My first “real job” was working as a page at Mt. Lebanon Library. It was perfect – I lived next door to it, they worked around my sports schedule, and I got to spend time surrounded by books. They are my escape. They are my security blanket. They are my sanity.
I also have so many different genres of books that I love. My living room is my personal library with books divided by topic and age. But, if I had to pick ten books that have shaped me in some way, I think this is about the best I could do.
- The Giving Tree by Shel Silverstein
- Hope for the Flowers by Trina Paulus
- Emily of New Moon by L.M. Montgomery
- Jonathan Livingston Seagull by Richard Bach
- The Catcher in the Rye by J.D. Salinger
- The Alchemist by Paulo Coelho
- The Hobbit by J.R.R. Tolkien
- Dark Tower by Stephen King
- The Shining by Stephen King
- Lyrics of a Lowly Life by Paul Laurence Dunbar
This list is clearly all over the place. How can The Giving Tree and The Shining be on the same list? Nobody told me my list had to make sense, just that I should put a list together. I am going to break this down into two entries, otherwise this post will be never ending.

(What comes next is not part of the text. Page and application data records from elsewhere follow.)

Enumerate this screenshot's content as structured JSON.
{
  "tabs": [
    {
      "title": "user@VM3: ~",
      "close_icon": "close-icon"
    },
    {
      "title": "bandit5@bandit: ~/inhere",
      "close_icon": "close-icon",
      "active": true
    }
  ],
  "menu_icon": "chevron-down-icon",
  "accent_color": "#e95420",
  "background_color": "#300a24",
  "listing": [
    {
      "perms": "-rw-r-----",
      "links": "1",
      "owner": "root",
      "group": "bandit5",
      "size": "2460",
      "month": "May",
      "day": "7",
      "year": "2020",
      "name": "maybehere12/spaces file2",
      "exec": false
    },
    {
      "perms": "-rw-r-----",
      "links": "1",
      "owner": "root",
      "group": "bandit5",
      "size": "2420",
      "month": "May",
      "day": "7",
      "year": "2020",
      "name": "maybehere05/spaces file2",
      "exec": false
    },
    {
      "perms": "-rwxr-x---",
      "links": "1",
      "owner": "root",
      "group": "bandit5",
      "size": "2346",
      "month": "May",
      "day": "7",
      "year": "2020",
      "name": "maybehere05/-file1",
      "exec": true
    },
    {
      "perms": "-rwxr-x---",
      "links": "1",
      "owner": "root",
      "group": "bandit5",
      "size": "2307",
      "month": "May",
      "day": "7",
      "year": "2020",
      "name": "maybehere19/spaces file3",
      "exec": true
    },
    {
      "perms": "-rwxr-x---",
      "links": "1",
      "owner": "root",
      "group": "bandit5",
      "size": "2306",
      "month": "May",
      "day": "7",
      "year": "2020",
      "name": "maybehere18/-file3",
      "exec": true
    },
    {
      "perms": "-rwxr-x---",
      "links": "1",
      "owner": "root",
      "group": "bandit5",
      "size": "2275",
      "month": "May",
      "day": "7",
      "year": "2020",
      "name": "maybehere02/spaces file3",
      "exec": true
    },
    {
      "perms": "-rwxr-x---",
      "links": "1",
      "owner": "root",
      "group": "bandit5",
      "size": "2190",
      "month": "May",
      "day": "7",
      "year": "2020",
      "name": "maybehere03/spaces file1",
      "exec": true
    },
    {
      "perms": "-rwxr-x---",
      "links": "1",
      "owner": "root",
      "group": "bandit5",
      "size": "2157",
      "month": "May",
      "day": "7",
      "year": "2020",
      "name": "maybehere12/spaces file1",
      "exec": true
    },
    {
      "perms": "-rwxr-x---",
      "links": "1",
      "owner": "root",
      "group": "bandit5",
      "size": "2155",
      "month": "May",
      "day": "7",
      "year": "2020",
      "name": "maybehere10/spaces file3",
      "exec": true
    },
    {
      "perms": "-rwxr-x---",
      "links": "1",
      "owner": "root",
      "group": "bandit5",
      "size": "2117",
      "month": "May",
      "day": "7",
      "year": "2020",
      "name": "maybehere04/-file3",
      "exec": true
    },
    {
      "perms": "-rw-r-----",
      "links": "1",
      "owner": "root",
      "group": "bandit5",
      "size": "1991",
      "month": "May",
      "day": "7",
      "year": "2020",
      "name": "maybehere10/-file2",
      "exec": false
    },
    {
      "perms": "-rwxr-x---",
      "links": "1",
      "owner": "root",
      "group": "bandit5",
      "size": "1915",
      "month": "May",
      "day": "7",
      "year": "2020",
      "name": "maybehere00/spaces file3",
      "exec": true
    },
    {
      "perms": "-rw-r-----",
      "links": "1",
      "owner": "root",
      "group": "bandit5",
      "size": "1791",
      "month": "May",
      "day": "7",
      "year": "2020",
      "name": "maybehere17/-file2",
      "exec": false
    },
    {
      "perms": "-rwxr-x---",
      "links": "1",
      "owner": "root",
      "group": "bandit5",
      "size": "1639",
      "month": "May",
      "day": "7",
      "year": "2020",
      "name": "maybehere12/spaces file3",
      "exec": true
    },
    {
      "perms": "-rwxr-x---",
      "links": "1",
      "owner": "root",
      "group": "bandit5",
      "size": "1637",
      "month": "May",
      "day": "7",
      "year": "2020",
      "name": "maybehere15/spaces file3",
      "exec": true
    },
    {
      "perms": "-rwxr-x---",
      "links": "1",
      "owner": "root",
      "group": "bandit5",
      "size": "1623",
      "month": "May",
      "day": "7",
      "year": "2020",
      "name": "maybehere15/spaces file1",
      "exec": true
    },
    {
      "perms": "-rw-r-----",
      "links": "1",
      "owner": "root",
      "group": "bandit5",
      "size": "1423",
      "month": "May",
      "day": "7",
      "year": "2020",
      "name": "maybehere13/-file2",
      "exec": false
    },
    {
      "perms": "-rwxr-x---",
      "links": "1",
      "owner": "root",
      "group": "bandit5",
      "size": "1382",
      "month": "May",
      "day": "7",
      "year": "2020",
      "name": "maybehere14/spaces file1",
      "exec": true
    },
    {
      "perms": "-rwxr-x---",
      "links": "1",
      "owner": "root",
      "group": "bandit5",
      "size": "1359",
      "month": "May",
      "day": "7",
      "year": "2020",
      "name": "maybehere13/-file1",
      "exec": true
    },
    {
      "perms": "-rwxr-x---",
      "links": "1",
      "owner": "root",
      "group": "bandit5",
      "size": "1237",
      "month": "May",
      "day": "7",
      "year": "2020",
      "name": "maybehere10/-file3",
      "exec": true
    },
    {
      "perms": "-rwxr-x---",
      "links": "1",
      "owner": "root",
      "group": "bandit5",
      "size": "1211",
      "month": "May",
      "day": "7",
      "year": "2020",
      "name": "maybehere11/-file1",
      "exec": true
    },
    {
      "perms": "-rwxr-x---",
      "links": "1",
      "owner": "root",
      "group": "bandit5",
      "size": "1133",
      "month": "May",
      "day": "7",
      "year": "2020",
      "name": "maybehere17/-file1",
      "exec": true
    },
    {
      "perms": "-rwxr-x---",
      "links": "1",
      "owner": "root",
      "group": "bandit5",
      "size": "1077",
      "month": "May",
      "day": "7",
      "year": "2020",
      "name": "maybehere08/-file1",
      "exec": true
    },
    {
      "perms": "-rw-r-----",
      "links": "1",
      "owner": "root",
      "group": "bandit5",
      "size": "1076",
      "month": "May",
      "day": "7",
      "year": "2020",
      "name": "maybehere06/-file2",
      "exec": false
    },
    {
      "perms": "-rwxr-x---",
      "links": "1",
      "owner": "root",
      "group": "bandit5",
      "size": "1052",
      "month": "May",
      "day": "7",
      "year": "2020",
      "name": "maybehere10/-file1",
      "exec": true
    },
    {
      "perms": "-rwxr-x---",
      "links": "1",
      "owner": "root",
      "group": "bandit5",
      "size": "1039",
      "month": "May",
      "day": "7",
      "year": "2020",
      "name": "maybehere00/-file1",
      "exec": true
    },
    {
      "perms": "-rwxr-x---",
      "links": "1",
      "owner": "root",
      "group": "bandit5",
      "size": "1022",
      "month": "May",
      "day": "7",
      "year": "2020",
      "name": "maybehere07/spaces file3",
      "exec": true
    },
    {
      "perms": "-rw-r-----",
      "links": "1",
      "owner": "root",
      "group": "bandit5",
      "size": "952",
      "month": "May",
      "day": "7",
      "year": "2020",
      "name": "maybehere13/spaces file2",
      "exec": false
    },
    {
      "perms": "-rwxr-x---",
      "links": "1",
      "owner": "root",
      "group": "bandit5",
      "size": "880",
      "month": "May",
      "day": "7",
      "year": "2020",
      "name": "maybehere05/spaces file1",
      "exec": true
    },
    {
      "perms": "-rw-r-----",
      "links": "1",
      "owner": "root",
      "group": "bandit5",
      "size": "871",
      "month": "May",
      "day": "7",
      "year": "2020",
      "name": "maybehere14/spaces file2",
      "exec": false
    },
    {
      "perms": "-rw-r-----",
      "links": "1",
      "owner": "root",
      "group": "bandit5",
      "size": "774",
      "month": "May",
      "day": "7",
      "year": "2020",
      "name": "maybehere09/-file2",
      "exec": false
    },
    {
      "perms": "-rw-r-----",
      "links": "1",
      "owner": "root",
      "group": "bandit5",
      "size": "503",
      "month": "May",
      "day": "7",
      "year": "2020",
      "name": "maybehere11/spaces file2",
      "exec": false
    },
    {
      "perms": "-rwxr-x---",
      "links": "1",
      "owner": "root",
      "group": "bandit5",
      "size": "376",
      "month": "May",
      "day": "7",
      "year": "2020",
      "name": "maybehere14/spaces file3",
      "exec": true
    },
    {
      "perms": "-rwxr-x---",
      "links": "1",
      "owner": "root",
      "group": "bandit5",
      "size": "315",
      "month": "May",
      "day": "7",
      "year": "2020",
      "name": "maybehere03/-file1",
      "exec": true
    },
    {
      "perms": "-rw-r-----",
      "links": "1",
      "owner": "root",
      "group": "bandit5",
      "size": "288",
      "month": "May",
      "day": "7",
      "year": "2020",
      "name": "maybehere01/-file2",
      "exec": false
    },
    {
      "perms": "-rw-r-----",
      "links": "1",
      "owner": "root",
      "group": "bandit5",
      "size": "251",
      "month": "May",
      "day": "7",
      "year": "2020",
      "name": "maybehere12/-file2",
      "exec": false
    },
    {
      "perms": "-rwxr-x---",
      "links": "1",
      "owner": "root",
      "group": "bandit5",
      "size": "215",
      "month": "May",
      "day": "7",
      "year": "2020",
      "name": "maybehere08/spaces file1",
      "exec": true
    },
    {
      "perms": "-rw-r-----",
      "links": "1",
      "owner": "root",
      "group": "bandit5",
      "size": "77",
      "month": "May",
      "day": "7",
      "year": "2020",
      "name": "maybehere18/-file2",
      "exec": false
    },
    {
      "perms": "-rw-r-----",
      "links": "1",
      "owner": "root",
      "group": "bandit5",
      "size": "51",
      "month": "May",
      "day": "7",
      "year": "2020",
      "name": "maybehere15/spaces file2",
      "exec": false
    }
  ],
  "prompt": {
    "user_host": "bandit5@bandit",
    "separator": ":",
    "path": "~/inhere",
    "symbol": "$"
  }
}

Let me start with The Giving Tree. I think most people have read this book or had this book read to them. It is a beautiful story of a boy and a tree who love each other. But, as the boy grows up, we see how his relationship with the tree changes and how his needs change. One thing I love about this book is how even though the words stay the same, the story changes as we get older. We are able to relate to both the boy and the tree, depending on what relationship we are comparing it to. To whom am the boy and to whom am I the tree?

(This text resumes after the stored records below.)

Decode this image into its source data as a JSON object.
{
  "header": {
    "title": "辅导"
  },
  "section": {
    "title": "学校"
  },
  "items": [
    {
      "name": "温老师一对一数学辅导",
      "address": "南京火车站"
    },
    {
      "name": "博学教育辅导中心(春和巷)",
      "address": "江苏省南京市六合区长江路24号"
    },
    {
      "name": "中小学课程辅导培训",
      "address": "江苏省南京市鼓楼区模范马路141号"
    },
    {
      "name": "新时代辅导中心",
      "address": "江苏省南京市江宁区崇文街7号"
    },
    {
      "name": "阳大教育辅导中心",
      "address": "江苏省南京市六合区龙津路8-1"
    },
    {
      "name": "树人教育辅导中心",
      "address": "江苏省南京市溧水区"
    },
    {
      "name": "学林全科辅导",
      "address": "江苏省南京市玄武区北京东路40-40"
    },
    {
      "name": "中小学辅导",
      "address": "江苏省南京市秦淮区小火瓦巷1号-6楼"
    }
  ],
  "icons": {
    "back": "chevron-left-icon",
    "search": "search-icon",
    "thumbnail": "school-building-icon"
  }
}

Hope for the Flowers is a charming story of a caterpillar named Stripe. It says on the cover that it is “a tale – partly about life, partly about revolution and lots about hope, for adults and others (including caterpillars who can read).” We follow Stripe on his journey of love, loss, self doubt and self discovery. As somebody who has lived with depression and anxiety since I was a teen, this book has given me hope and encouragement. Even when things feel dark, there is always hope!
Most people are familiar with Anne of Green Gables but much fewer know Emily of New Moon by the same author. Emily of New Moon is the first of three books in the trilogy. This book absolutely captivated me as a young girl, maybe around age 10. It was this book and the beautiful description of Prince Edward Island that first sparked an interest in me to see new places and take risks. (Even though I have yet to visit PEI!) This book (and the two that followed) were more than just my first real “coming of age” book, but my first real experience with a strong, bold, outspoken and adventurous heroine. Emily and her story gave me permission to be all of those things in my own life.
I first read Jonathan Livingston Seagull probably around 14 or 15-years-old, and have read it at least 20 times since. I like to start every new year rereading this story of an inspired seagull in constant search of personal greatness. In fact, I love this book so much that I have a seagull tattoo on my left shoulder. I love having the reminder to never accept anybody else’s limits and to continue striving for the next level of my best self. It is a short read with a lasting impact.
The last book I’m going to share on this first half of my list is one which people seem to have strong feelings about one way or another. My guess is most of us had it as mandatory reading in high school, and who really wants mandatory anything! Holden Caulfield and Catcher in the Rye came into my life as a 10th grade student at Mt. Lebanon High School. (Guilty confession, I stole my high school copy and still have it with all my highlighting and dog eared pages.) Why I liked it at 15 and why I like it at 42 are different, though. At 15, I related to Holden’s internal struggle of figuring out who he was versus who people thought he should be. Now, as an adult, I see the book and Holden quite differently, and I see Holden in a lot of people around me. Holden dislikes others for the traits he dislikes in himself. I think we all know a few people who take issue with us for some unknown reason. This book has helped me realize that often it is people’s own “inner Holden” that is causing them to be defensive and not anything I have done.
I will get the run down of the next five books up sometime next week and then you can figure out why I can put a terrifying tale of a haunted hotel alongside a classic children’s book!